### [TASK]
Look through the entries for the string "author", and copy each line that holds it.

[Entries from a dataset of interfaces]
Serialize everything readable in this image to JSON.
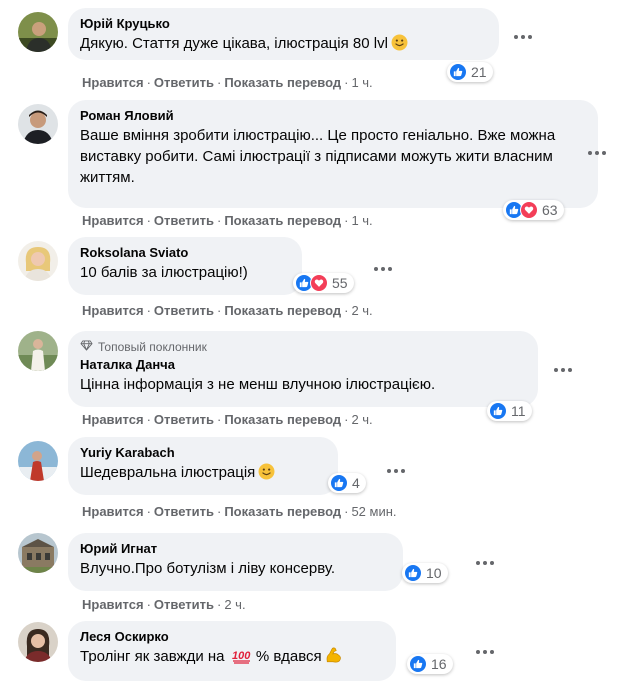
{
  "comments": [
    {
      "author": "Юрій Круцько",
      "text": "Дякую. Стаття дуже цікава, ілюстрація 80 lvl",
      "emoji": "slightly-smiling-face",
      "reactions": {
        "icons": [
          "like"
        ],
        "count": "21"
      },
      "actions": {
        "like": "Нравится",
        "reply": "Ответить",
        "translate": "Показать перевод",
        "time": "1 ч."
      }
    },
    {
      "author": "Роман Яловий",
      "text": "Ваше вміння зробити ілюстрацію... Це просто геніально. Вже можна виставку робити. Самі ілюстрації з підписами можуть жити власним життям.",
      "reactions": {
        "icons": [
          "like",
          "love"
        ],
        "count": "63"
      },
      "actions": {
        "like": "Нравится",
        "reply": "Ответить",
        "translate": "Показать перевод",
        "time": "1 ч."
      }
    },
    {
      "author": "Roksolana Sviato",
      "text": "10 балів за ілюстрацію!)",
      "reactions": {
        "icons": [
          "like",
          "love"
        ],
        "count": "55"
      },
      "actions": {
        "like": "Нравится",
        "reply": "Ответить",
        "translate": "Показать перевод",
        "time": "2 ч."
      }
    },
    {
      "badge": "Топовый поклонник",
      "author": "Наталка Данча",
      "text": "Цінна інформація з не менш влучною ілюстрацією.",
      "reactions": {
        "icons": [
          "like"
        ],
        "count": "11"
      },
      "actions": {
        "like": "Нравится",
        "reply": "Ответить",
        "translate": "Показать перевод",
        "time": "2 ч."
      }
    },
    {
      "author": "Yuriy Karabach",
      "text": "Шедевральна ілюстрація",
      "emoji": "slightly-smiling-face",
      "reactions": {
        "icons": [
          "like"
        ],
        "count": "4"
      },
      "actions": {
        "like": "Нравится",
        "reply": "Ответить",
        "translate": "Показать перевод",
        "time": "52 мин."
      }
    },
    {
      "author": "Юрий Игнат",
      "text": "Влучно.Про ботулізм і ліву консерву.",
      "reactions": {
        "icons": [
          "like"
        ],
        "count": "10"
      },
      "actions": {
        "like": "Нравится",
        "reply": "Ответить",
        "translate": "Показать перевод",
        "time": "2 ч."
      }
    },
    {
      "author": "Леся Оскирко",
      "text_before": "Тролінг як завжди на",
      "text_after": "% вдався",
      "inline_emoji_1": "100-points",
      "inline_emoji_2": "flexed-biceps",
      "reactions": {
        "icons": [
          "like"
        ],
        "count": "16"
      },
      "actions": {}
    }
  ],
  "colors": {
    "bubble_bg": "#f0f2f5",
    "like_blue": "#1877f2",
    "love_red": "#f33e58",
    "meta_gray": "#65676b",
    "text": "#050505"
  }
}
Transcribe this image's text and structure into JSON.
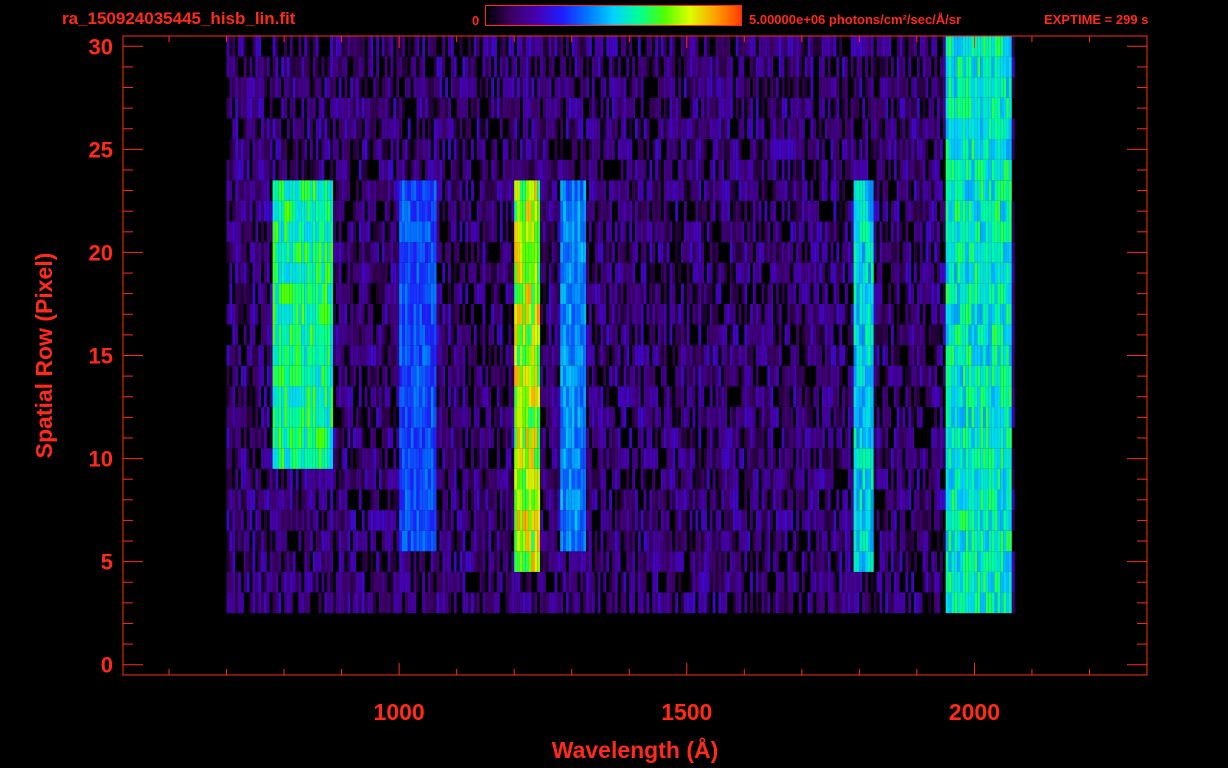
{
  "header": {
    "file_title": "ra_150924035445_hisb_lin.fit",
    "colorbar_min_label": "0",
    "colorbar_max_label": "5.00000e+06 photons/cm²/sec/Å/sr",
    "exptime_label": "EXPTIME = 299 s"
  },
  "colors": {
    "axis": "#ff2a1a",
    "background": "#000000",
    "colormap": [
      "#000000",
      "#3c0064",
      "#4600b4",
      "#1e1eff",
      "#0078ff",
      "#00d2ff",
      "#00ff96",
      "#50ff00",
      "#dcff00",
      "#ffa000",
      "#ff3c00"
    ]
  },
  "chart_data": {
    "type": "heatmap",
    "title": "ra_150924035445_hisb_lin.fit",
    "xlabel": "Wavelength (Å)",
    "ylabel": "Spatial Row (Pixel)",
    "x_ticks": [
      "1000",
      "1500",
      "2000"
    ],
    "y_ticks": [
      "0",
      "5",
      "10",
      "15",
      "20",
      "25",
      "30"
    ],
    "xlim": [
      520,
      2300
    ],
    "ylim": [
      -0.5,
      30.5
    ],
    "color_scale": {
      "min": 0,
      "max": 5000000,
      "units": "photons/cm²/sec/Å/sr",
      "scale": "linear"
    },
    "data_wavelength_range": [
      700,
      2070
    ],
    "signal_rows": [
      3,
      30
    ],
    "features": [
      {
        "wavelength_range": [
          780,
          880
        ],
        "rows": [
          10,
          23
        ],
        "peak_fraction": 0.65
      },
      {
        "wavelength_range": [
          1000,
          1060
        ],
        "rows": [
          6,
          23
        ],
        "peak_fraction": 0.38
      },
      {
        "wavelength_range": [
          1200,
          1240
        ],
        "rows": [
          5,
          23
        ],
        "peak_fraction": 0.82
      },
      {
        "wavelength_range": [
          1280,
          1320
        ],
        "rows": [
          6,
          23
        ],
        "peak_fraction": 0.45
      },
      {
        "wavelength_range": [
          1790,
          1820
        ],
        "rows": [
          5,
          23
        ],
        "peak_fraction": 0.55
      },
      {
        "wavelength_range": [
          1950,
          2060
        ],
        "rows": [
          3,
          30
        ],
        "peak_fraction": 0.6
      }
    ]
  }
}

### [SOLUTION TO THE EXERCISE]
      "author": "Юрій Круцько",
      "author": "Роман Яловий",
      "author": "Roksolana Sviato",
      "author": "Наталка Данча",
      "author": "Yuriy Karabach",
      "author": "Юрий Игнат",
      "author": "Леся Оскирко",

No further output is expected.